The team, led by researchers from the University of Texas at Dallas, was able to produce an artificial muscle 100 times more powerful than human muscles. The artificial muscle made from thread and fishing line can generate up to 7.1 horsepower per kilogram, which is similar to the mechanical power created by a jet engine used in aircraft.
The team published their findings in the online journal Science. The problem with currently available artificial muscles is that they are often bulky and very expensive to manufacture. Moreover, the current crop of artificial muscles suffers from a slew of limitations such as unsatisfactory efficiency, low life cycle and hysteresis, which makes these muscles totally dependent on very specific circumstances. The new artificial muscle created by the team surpasses many of the limitations seen in previously developed artificial muscles.
To create the fishing line and thread artificial muscles, the team twisted and coiled high-strength polymer fishing line and sewing thread into coiled strands. The muscles contract when exposed to a heat source. When the heat source is turned off, the artificial muscle relaxed.

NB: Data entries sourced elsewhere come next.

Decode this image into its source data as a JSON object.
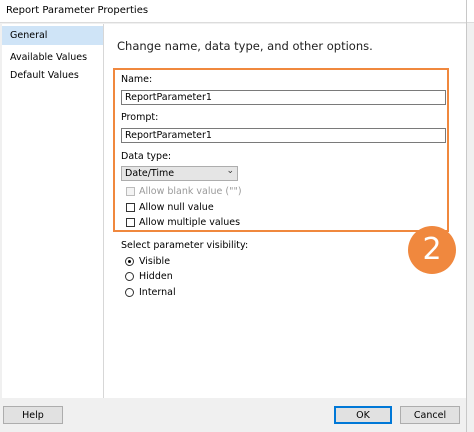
{
  "window": {
    "title": "Report Parameter Properties"
  },
  "sidebar": {
    "items": [
      {
        "label": "General",
        "selected": true
      },
      {
        "label": "Available Values",
        "selected": false
      },
      {
        "label": "Default Values",
        "selected": false
      }
    ]
  },
  "main": {
    "heading": "Change name, data type, and other options.",
    "name_label": "Name:",
    "name_value": "ReportParameter1",
    "prompt_label": "Prompt:",
    "prompt_value": "ReportParameter1",
    "data_type_label": "Data type:",
    "data_type_value": "Date/Time",
    "allow_blank_label": "Allow blank value (\"\")",
    "allow_null_label": "Allow null value",
    "allow_multiple_label": "Allow multiple values",
    "visibility_label": "Select parameter visibility:",
    "visibility_options": [
      "Visible",
      "Hidden",
      "Internal"
    ],
    "visibility_selected": "Visible"
  },
  "annotation": {
    "number": "2",
    "color": "#f0883e"
  },
  "footer": {
    "help_label": "Help",
    "ok_label": "OK",
    "cancel_label": "Cancel"
  },
  "colors": {
    "selection": "#cfe4f7",
    "accent": "#0078d7",
    "highlight": "#f0883e"
  }
}
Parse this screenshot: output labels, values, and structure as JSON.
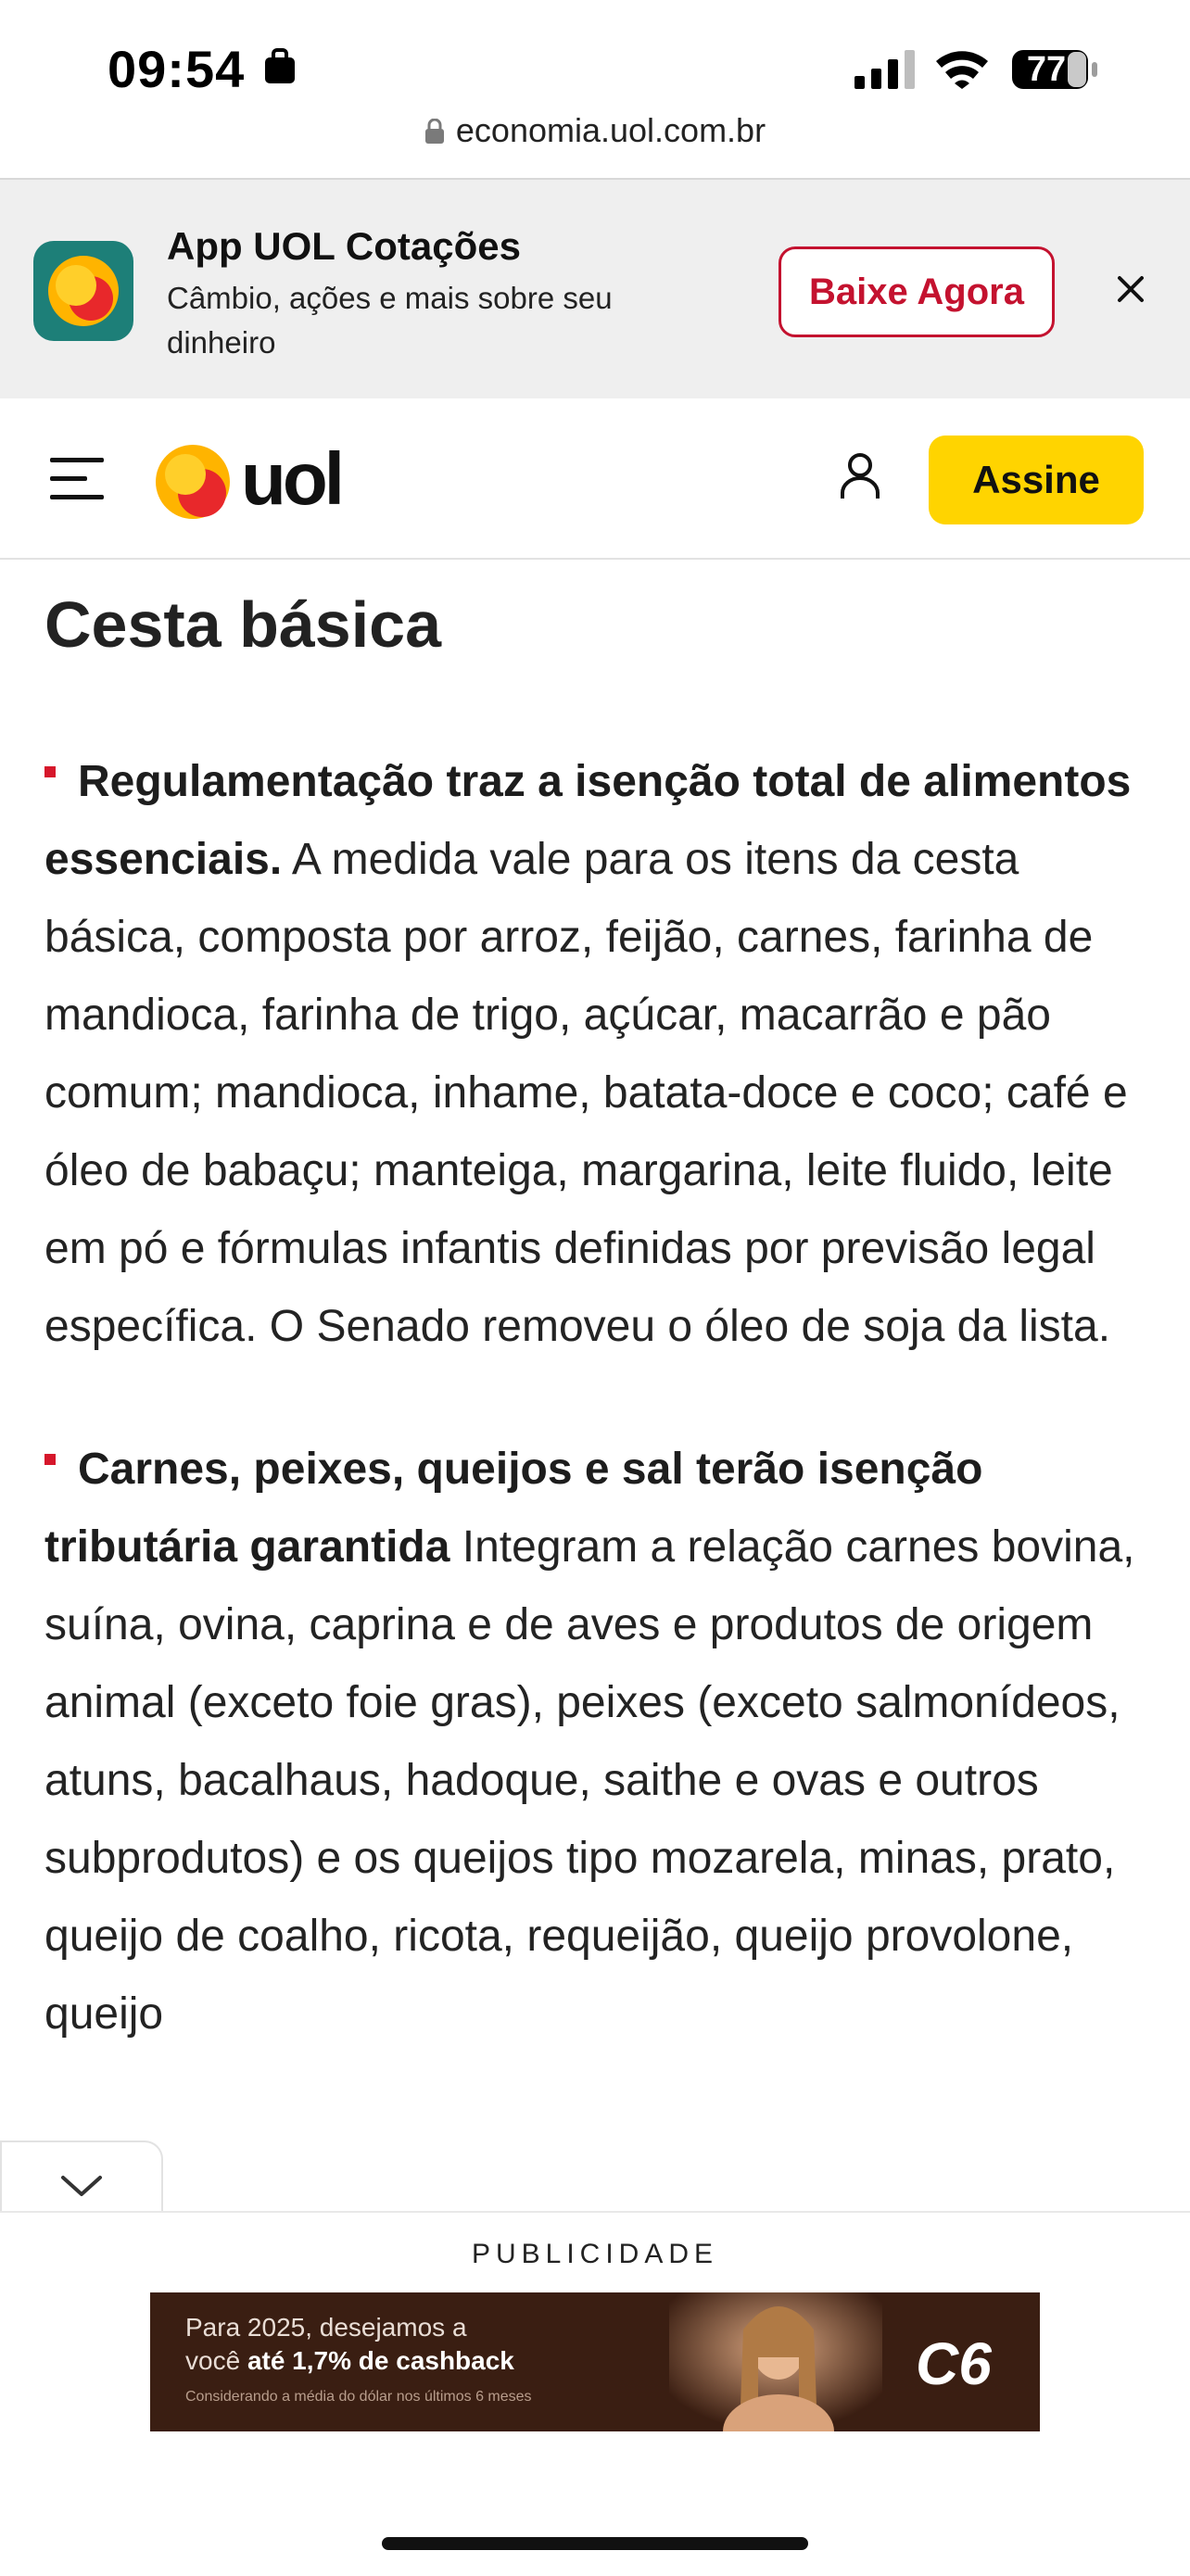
{
  "status_bar": {
    "time": "09:54",
    "battery": "77"
  },
  "browser": {
    "url": "economia.uol.com.br"
  },
  "app_banner": {
    "title": "App UOL Cotações",
    "subtitle": "Câmbio, ações e mais sobre seu dinheiro",
    "cta_label": "Baixe Agora"
  },
  "header": {
    "logo_text": "uol",
    "subscribe_label": "Assine"
  },
  "article": {
    "section_title": "Cesta básica",
    "paragraphs": [
      {
        "bold": "Regulamentação traz a isenção total de alimentos essenciais.",
        "text": " A medida vale para os itens da cesta básica, composta por arroz, feijão, carnes, farinha de mandioca, farinha de trigo, açúcar, macarrão e pão comum; mandioca, inhame, batata-doce e coco; café e óleo de babaçu; manteiga, margarina, leite fluido, leite em pó e fórmulas infantis definidas por previsão legal específica. O Senado removeu o óleo de soja da lista."
      },
      {
        "bold": "Carnes, peixes, queijos e sal terão isenção tributária garantida",
        "text": " Integram a relação carnes bovina, suína, ovina, caprina e de aves e produtos de origem animal (exceto foie gras), peixes (exceto salmonídeos, atuns, bacalhaus, hadoque, saithe e ovas e outros subprodutos) e os queijos tipo mozarela, minas, prato, queijo de coalho, ricota, requeijão, queijo provolone, queijo"
      }
    ]
  },
  "ad": {
    "label": "PUBLICIDADE",
    "line1": "Para 2025, desejamos a",
    "line2_prefix": "você ",
    "line2_bold": "até 1,7% de cashback",
    "line3": "Considerando a média do dólar nos últimos 6 meses",
    "brand": "C6"
  },
  "colors": {
    "accent_red": "#c4122f",
    "assine_yellow": "#ffd400",
    "app_icon_teal": "#1d7f78"
  }
}
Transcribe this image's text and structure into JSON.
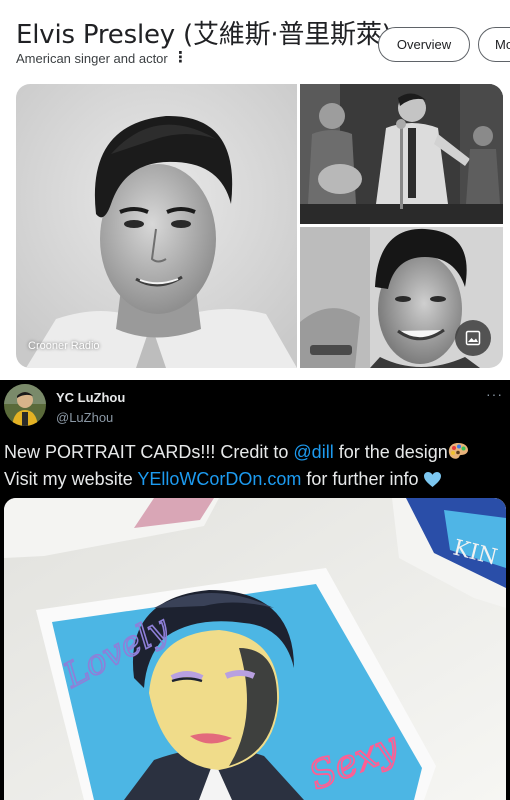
{
  "knowledge_panel": {
    "title": "Elvis Presley (艾維斯·普里斯萊)",
    "subtitle": "American singer and actor",
    "menu_icon": "vertical-dots-icon",
    "chips": [
      "Overview",
      "Mo"
    ],
    "main_image_caption": "Crooner Radio",
    "image_button_icon": "image-icon"
  },
  "tweet": {
    "display_name": "YC LuZhou",
    "handle": "@LuZhou",
    "more_icon": "horizontal-dots-icon",
    "line1_before": "New PORTRAIT CARDs!!! Credit to ",
    "line1_mention": "@dill",
    "line1_after": " for the design",
    "line1_emoji": "artist-palette-icon",
    "line2_before": "Visit my website ",
    "line2_link": "YElloWCorDOn.com",
    "line2_after": " for further info ",
    "line2_emoji": "light-blue-heart-icon",
    "card_text_left": "Lovely",
    "card_text_right": "Sexy",
    "side_card_text": "KIN"
  },
  "colors": {
    "link": "#1d9bf0",
    "card_background": "#4cb6e4",
    "card_face": "#f0dc8a",
    "signature_left": "#8e7fd8",
    "signature_right": "#ff5e93"
  }
}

Human and animal muscles contract by about 20 percent of their total length. However, the new artificial muscle created by the team can contract by as much as 50 percent. Moreover, these artificial muscles can contract and relax millions of times, which means they don't need to be replaced often.
The application opportunities for these polymer muscles are vast," said UT Dallas Robert A. Welch Distinguished Chair in Chemistry and NanoTech Institute Director Dr. Ray Baughman, one of the co-authors of the study. "Today's most advanced humanoid robots, prosthetic limbs and wearable exoskeletons are limited by motors and hydraulic systems, whose size and weight restrict dexterity, force generation and work capability."
As previously mentioned, current artificial muscles are often very bulky. However, with this new type of artificial muscle, even a strand of coiled and twisted thread and fishing line which is only 10 times wider than the width of a human hair, can lift up to 16 pounds. A small bundle consisting of 100 strands of artificial muscles will be able to lift up to 1,600 pounds. This amount of lifting power can be used in a wide variety of practical applications.
"We have woven textiles from the polymer muscles whose pores reversibly open and close with changes in temperature. This offers the future possibility of comfort-adjusting clothing," said study lead author Carter Haines, a researcher from the NanoTech Institute in UT Dallas.